- [TASK OBJECTIVE] Write only the count of lines that hold the word "text" in the listing.

- [THE INPUT]
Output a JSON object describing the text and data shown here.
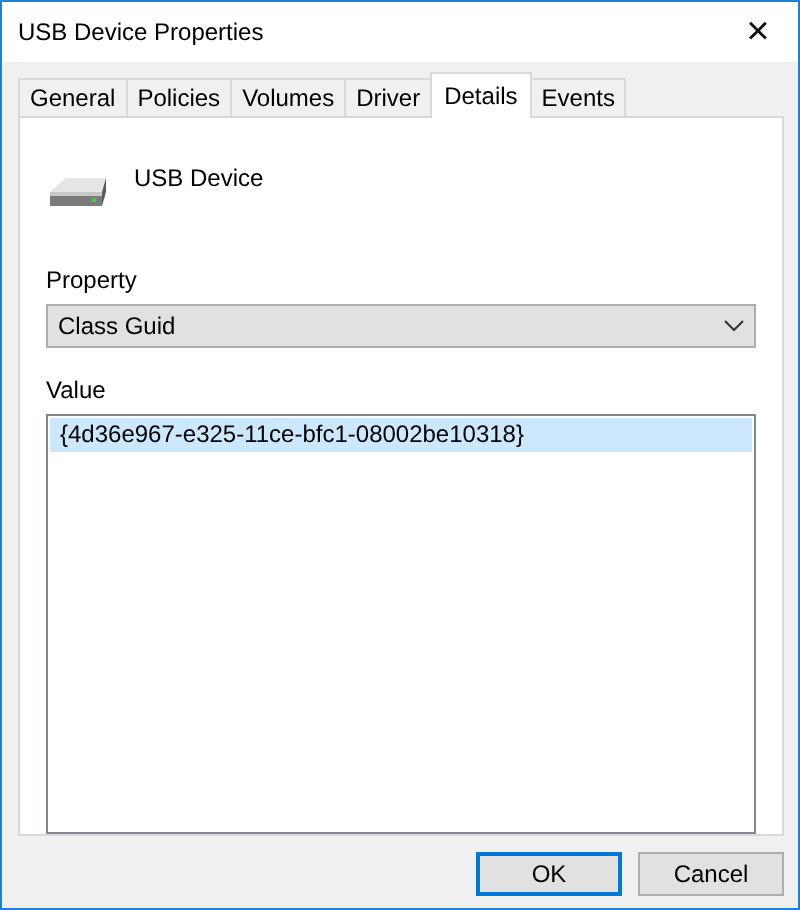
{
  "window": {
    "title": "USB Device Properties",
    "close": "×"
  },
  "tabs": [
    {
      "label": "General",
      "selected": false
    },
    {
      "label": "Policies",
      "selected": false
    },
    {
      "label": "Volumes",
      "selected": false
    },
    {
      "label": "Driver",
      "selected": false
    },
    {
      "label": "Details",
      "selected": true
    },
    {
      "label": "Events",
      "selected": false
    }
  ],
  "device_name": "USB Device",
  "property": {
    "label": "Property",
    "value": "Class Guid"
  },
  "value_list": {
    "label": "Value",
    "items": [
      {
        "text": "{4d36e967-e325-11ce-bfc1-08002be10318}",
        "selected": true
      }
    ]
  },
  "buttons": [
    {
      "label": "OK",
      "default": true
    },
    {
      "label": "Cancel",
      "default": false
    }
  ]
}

- [EXERCISE ANSWER] 2